## [RECORDS]
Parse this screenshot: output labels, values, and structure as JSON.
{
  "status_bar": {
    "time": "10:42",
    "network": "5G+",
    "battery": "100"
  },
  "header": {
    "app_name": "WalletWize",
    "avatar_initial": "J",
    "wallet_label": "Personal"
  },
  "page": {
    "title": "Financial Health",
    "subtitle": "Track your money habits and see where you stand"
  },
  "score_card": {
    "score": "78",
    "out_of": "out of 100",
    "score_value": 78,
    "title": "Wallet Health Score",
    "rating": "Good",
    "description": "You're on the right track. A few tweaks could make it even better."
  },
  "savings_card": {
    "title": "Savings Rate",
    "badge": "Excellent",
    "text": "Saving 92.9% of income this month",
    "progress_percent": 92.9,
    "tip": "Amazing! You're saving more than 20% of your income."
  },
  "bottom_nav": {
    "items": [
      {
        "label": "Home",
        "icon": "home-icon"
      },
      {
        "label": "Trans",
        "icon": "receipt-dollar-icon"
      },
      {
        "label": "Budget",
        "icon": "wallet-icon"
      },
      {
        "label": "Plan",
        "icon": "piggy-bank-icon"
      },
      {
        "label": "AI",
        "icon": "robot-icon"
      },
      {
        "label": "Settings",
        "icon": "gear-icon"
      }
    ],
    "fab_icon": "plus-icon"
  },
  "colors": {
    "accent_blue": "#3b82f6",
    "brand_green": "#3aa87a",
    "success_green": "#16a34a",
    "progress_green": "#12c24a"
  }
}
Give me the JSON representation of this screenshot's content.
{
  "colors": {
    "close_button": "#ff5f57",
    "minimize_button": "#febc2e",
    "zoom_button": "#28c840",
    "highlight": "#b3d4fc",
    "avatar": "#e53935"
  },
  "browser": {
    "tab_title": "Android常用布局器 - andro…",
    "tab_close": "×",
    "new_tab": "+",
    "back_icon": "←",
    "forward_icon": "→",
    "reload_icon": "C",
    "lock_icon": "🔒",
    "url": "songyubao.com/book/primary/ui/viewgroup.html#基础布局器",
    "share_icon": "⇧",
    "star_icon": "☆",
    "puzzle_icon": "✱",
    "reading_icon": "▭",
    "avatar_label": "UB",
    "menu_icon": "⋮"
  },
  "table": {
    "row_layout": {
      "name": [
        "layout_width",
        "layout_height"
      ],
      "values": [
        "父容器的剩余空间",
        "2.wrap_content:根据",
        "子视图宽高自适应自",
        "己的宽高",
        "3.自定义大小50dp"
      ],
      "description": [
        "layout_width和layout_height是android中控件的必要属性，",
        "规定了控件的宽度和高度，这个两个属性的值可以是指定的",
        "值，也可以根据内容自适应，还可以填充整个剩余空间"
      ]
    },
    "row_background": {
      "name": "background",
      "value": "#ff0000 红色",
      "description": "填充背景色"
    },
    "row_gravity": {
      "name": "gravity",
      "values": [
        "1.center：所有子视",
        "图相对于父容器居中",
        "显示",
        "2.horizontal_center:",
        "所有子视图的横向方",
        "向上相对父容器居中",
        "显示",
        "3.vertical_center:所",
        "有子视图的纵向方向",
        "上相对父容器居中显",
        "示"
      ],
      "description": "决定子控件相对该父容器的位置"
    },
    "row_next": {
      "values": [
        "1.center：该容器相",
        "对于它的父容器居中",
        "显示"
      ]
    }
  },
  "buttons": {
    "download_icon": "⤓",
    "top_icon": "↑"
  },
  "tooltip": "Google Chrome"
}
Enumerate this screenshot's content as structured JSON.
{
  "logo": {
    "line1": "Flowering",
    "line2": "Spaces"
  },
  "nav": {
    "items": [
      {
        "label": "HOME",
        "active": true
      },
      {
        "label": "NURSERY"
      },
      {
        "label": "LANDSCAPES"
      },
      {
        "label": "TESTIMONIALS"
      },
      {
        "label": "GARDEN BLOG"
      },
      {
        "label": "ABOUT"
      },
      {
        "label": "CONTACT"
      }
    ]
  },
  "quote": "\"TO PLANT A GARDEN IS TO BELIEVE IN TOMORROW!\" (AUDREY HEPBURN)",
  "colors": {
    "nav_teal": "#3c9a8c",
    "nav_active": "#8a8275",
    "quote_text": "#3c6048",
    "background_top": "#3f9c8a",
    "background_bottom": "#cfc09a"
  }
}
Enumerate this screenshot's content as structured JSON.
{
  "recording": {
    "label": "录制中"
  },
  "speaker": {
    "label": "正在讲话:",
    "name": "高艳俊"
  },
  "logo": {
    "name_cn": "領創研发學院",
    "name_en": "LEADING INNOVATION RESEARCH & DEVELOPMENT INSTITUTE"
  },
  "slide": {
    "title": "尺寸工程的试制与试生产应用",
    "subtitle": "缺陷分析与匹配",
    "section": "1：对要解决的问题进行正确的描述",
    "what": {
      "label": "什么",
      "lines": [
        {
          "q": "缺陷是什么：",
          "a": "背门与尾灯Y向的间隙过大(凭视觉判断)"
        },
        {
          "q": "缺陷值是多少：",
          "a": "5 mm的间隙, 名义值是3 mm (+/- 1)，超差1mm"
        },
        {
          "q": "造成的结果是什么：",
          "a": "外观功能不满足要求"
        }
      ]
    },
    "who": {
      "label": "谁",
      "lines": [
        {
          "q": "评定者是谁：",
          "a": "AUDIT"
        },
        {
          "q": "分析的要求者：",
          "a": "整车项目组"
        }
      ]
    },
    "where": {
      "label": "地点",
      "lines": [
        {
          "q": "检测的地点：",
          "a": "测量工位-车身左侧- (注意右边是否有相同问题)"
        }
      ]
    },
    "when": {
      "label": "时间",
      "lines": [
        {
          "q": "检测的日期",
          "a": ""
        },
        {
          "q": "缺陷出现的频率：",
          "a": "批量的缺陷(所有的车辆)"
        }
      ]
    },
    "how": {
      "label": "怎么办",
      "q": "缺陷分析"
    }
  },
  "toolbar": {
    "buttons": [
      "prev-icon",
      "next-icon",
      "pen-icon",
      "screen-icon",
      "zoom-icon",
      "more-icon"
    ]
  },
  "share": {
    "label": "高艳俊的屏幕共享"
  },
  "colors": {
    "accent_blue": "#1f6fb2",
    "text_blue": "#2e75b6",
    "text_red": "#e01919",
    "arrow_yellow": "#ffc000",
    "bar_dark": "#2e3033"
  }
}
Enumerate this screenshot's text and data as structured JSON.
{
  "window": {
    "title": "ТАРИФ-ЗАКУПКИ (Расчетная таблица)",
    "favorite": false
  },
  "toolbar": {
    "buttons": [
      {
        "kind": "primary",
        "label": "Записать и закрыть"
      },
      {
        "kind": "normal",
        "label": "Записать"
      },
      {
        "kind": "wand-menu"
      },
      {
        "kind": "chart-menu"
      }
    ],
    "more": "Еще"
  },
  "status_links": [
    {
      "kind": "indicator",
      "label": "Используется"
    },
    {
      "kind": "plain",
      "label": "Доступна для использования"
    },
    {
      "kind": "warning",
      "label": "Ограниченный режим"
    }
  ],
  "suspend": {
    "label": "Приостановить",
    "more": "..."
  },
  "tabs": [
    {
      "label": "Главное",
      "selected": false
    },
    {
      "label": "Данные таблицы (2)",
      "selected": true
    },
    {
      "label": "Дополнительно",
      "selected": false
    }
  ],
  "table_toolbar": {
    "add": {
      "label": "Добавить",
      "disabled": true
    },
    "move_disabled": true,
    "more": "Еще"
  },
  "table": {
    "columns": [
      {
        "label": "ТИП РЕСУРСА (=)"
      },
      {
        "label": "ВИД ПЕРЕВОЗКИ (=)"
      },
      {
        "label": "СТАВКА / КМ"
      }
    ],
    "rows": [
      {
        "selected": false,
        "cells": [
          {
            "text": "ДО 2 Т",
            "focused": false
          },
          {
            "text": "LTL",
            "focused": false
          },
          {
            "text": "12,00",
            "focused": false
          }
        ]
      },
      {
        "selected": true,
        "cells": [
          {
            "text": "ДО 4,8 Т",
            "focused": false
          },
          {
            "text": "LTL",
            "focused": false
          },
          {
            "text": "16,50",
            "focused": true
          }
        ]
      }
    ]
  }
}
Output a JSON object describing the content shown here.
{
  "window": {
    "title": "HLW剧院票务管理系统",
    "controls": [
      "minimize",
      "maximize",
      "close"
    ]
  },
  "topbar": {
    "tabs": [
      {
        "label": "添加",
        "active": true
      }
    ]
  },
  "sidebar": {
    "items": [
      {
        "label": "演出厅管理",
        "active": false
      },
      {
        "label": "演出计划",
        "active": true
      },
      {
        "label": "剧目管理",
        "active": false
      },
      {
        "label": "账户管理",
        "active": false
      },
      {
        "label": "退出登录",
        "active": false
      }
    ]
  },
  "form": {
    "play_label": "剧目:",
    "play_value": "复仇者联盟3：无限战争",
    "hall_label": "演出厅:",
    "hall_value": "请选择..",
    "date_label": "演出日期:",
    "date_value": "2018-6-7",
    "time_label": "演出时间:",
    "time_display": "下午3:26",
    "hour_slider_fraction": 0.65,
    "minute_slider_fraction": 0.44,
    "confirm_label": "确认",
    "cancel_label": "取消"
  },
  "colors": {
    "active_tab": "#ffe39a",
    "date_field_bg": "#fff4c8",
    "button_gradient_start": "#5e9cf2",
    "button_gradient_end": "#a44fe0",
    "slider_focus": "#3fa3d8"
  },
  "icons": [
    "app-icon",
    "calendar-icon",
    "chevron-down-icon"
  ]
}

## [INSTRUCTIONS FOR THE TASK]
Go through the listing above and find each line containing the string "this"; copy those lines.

## [EXERCISE RESULT]
Parse this screenshot: output labels, values, and structure as JSON.
    "text": "Saving 92.9% of income this month",
Give me the JSON representation of this screenshot's content.
Enumerate this screenshot's content as structured JSON.
Enumerate this screenshot's content as structured JSON.
Enumerate this screenshot's text and data as structured JSON.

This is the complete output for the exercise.